Work instructions: The full set of entries below must be returned exactly as shown.

Extracted data entries:
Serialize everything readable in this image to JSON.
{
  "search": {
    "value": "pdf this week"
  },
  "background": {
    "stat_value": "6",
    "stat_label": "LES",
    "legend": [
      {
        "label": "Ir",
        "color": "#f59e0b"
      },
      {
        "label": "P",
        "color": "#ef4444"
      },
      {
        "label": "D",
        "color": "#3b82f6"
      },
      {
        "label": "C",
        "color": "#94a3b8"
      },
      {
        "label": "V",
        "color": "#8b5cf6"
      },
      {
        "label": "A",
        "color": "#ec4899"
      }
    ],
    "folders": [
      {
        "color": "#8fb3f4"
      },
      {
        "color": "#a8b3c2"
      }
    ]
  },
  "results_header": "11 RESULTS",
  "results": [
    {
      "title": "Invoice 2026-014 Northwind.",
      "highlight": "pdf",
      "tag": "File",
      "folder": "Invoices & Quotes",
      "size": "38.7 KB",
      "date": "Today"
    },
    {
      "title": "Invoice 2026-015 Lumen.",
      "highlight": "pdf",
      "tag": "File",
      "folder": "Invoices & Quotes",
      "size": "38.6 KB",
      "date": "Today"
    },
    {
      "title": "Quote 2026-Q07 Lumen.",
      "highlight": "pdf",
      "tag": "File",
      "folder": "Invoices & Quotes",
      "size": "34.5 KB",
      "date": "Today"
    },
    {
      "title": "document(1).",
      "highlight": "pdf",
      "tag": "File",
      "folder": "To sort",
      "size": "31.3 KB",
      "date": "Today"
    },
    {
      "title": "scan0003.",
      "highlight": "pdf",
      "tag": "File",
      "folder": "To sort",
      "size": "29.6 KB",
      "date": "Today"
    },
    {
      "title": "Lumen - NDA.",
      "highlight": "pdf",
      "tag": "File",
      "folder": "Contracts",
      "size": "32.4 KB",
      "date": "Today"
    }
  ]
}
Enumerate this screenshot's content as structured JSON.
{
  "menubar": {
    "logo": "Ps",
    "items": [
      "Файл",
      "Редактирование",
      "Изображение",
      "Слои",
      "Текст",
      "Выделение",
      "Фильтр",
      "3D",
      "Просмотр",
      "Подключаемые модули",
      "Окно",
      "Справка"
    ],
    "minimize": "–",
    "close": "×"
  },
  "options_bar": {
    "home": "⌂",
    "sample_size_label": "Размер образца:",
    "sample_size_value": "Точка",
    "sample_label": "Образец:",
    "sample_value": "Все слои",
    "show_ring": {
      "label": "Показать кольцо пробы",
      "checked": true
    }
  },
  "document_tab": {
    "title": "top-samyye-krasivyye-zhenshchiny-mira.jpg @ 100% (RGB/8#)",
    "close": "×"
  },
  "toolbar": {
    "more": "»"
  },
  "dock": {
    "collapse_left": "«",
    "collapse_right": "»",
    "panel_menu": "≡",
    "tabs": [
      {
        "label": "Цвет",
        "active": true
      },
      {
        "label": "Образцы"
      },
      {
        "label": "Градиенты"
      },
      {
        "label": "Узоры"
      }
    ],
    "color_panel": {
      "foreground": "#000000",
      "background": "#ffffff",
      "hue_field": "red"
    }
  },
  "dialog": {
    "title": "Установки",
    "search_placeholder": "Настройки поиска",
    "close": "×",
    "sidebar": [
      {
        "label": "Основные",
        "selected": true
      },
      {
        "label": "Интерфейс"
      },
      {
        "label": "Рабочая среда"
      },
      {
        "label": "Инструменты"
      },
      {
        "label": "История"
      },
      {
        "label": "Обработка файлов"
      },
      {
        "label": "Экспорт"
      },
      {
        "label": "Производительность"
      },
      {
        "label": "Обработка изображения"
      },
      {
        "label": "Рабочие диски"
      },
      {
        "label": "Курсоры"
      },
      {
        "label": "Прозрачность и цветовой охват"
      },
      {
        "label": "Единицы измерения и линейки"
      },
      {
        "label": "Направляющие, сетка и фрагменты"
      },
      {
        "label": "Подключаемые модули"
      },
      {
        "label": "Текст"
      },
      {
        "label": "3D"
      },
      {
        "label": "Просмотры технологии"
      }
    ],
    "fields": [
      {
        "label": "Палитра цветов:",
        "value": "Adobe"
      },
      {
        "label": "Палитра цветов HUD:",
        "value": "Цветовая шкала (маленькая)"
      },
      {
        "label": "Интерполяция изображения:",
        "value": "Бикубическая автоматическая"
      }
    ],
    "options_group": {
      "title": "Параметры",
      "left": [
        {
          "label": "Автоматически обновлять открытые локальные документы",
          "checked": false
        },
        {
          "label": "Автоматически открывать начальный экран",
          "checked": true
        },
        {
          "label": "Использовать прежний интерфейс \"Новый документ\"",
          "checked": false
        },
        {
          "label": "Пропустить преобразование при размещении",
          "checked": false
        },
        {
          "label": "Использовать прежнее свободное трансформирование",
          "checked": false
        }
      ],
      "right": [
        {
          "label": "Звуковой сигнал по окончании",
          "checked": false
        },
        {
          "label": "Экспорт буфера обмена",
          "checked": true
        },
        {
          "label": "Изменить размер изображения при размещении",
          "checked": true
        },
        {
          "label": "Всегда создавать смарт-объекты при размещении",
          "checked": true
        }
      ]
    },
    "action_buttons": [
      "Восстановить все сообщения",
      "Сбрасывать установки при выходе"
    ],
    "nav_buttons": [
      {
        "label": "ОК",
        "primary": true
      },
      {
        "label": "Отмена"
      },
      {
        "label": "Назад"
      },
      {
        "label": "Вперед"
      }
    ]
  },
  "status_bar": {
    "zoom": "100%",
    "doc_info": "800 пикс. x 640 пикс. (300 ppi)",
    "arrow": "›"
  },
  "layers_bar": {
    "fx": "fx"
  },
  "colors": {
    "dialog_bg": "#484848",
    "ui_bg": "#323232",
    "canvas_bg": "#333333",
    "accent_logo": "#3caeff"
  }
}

Answer to this exercise:
Serialize everything readable in this image to JSON.
{
  "search": {
    "value": "pdf this week"
  },
  "background": {
    "stat_value": "6",
    "stat_label": "LES",
    "legend": [
      {
        "label": "Ir",
        "color": "#f59e0b"
      },
      {
        "label": "P",
        "color": "#ef4444"
      },
      {
        "label": "D",
        "color": "#3b82f6"
      },
      {
        "label": "C",
        "color": "#94a3b8"
      },
      {
        "label": "V",
        "color": "#8b5cf6"
      },
      {
        "label": "A",
        "color": "#ec4899"
      }
    ],
    "folders": [
      {
        "color": "#8fb3f4"
      },
      {
        "color": "#a8b3c2"
      }
    ]
  },
  "results_header": "11 RESULTS",
  "results": [
    {
      "title": "Invoice 2026-014 Northwind.",
      "highlight": "pdf",
      "tag": "File",
      "folder": "Invoices & Quotes",
      "size": "38.7 KB",
      "date": "Today"
    },
    {
      "title": "Invoice 2026-015 Lumen.",
      "highlight": "pdf",
      "tag": "File",
      "folder": "Invoices & Quotes",
      "size": "38.6 KB",
      "date": "Today"
    },
    {
      "title": "Quote 2026-Q07 Lumen.",
      "highlight": "pdf",
      "tag": "File",
      "folder": "Invoices & Quotes",
      "size": "34.5 KB",
      "date": "Today"
    },
    {
      "title": "document(1).",
      "highlight": "pdf",
      "tag": "File",
      "folder": "To sort",
      "size": "31.3 KB",
      "date": "Today"
    },
    {
      "title": "scan0003.",
      "highlight": "pdf",
      "tag": "File",
      "folder": "To sort",
      "size": "29.6 KB",
      "date": "Today"
    },
    {
      "title": "Lumen - NDA.",
      "highlight": "pdf",
      "tag": "File",
      "folder": "Contracts",
      "size": "32.4 KB",
      "date": "Today"
    }
  ]
}
Enumerate this screenshot's content as structured JSON.
{
  "menubar": {
    "logo": "Ps",
    "items": [
      "Файл",
      "Редактирование",
      "Изображение",
      "Слои",
      "Текст",
      "Выделение",
      "Фильтр",
      "3D",
      "Просмотр",
      "Подключаемые модули",
      "Окно",
      "Справка"
    ],
    "minimize": "–",
    "close": "×"
  },
  "options_bar": {
    "home": "⌂",
    "sample_size_label": "Размер образца:",
    "sample_size_value": "Точка",
    "sample_label": "Образец:",
    "sample_value": "Все слои",
    "show_ring": {
      "label": "Показать кольцо пробы",
      "checked": true
    }
  },
  "document_tab": {
    "title": "top-samyye-krasivyye-zhenshchiny-mira.jpg @ 100% (RGB/8#)",
    "close": "×"
  },
  "toolbar": {
    "more": "»"
  },
  "dock": {
    "collapse_left": "«",
    "collapse_right": "»",
    "panel_menu": "≡",
    "tabs": [
      {
        "label": "Цвет",
        "active": true
      },
      {
        "label": "Образцы"
      },
      {
        "label": "Градиенты"
      },
      {
        "label": "Узоры"
      }
    ],
    "color_panel": {
      "foreground": "#000000",
      "background": "#ffffff",
      "hue_field": "red"
    }
  },
  "dialog": {
    "title": "Установки",
    "search_placeholder": "Настройки поиска",
    "close": "×",
    "sidebar": [
      {
        "label": "Основные",
        "selected": true
      },
      {
        "label": "Интерфейс"
      },
      {
        "label": "Рабочая среда"
      },
      {
        "label": "Инструменты"
      },
      {
        "label": "История"
      },
      {
        "label": "Обработка файлов"
      },
      {
        "label": "Экспорт"
      },
      {
        "label": "Производительность"
      },
      {
        "label": "Обработка изображения"
      },
      {
        "label": "Рабочие диски"
      },
      {
        "label": "Курсоры"
      },
      {
        "label": "Прозрачность и цветовой охват"
      },
      {
        "label": "Единицы измерения и линейки"
      },
      {
        "label": "Направляющие, сетка и фрагменты"
      },
      {
        "label": "Подключаемые модули"
      },
      {
        "label": "Текст"
      },
      {
        "label": "3D"
      },
      {
        "label": "Просмотры технологии"
      }
    ],
    "fields": [
      {
        "label": "Палитра цветов:",
        "value": "Adobe"
      },
      {
        "label": "Палитра цветов HUD:",
        "value": "Цветовая шкала (маленькая)"
      },
      {
        "label": "Интерполяция изображения:",
        "value": "Бикубическая автоматическая"
      }
    ],
    "options_group": {
      "title": "Параметры",
      "left": [
        {
          "label": "Автоматически обновлять открытые локальные документы",
          "checked": false
        },
        {
          "label": "Автоматически открывать начальный экран",
          "checked": true
        },
        {
          "label": "Использовать прежний интерфейс \"Новый документ\"",
          "checked": false
        },
        {
          "label": "Пропустить преобразование при размещении",
          "checked": false
        },
        {
          "label": "Использовать прежнее свободное трансформирование",
          "checked": false
        }
      ],
      "right": [
        {
          "label": "Звуковой сигнал по окончании",
          "checked": false
        },
        {
          "label": "Экспорт буфера обмена",
          "checked": true
        },
        {
          "label": "Изменить размер изображения при размещении",
          "checked": true
        },
        {
          "label": "Всегда создавать смарт-объекты при размещении",
          "checked": true
        }
      ]
    },
    "action_buttons": [
      "Восстановить все сообщения",
      "Сбрасывать установки при выходе"
    ],
    "nav_buttons": [
      {
        "label": "ОК",
        "primary": true
      },
      {
        "label": "Отмена"
      },
      {
        "label": "Назад"
      },
      {
        "label": "Вперед"
      }
    ]
  },
  "status_bar": {
    "zoom": "100%",
    "doc_info": "800 пикс. x 640 пикс. (300 ppi)",
    "arrow": "›"
  },
  "layers_bar": {
    "fx": "fx"
  },
  "colors": {
    "dialog_bg": "#484848",
    "ui_bg": "#323232",
    "canvas_bg": "#333333",
    "accent_logo": "#3caeff"
  }
}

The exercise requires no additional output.